  • A never-seen-before SSH brute forcer—Diicot brute—was being used by a Romanian threat actor gang to crack passwords on Linux machines. The ultimate goal of the campaign was to deploy Monero miner. 
  • A spear-phishing campaign was spotted propagating Netwire RAT, targeting a wide range of organizations in Pakistan. The attackers used the email information stolen from a website of the Pakistani government to lure victims.
  • A new variant of Joker malware was uncovered in a new Android malware campaign. The malware, disguised as a free QR Scanner app, is capable of functioning as both spyware and trojan.
  • TrickBot got a makeover of its attack infrastructure, with a new VNC module to spy on its victims. The new version is named ‘tvncDll’ and can be used for monitoring and intelligence gathering.
  • Magecart hackers came up with a new detection evasion technique. The attack was attributed to Magecart group 7 based on tactics, techniques, and procedures.
  • An undocumented Python-based backdoor called BIOPASS RAT is taking advantage of Open Broadcaster Software (OBS) Studio’s live-streaming app to pilfer the screen of its victims. The malware is under active development.
  • The Mespinoza hacker group, also known as Pysa, was found using a new Gasket backdoor to target U.S. real estate, publishing, education, and industrial manufacturing firms. 
  • A new zero-day bug—CVE-2021-30563—is being exploited in the wild. The patch has been released by Google for the Chrome browser for Mac, Windows, and Linux. 


forefront dermatology
joker malware
pysa ransomware
operation spoofedscholars
netwire rat
biopass rat
diicot brute
luminousmoth apt
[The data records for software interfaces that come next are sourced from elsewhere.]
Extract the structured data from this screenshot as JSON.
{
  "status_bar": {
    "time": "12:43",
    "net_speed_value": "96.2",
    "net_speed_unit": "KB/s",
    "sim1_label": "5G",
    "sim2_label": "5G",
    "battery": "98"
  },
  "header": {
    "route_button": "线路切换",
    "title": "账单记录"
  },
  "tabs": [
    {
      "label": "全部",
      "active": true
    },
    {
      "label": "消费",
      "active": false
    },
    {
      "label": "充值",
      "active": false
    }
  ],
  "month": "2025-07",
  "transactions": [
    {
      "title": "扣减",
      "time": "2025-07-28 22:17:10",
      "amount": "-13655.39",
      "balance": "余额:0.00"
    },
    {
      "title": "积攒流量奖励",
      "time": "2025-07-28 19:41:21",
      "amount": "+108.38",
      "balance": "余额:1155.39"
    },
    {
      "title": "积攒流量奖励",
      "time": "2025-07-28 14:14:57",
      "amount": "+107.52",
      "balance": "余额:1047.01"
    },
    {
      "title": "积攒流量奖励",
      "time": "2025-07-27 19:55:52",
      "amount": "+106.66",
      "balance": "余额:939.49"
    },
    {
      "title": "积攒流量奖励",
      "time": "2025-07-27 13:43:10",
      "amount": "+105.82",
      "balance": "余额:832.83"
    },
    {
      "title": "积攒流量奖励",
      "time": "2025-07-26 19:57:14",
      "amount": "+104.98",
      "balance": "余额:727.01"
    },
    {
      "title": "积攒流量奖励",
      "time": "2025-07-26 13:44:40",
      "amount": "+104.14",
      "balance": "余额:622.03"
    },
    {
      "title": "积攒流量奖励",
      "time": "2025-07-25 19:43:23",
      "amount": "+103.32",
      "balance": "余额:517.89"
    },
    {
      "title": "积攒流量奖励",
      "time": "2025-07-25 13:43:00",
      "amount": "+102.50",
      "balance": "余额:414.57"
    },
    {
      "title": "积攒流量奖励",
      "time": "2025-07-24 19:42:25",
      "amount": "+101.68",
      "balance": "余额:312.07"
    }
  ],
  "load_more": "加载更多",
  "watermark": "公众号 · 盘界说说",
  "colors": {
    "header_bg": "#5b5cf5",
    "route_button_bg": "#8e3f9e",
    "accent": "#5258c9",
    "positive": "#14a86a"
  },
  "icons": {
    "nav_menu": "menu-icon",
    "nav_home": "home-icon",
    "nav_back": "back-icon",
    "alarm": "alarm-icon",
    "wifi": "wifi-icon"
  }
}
Posted on: July 16, 2021

More from Cyware

Stay updated on the security threat landscape and technology innovations at Cyware with our threat intelligence briefings and blogs.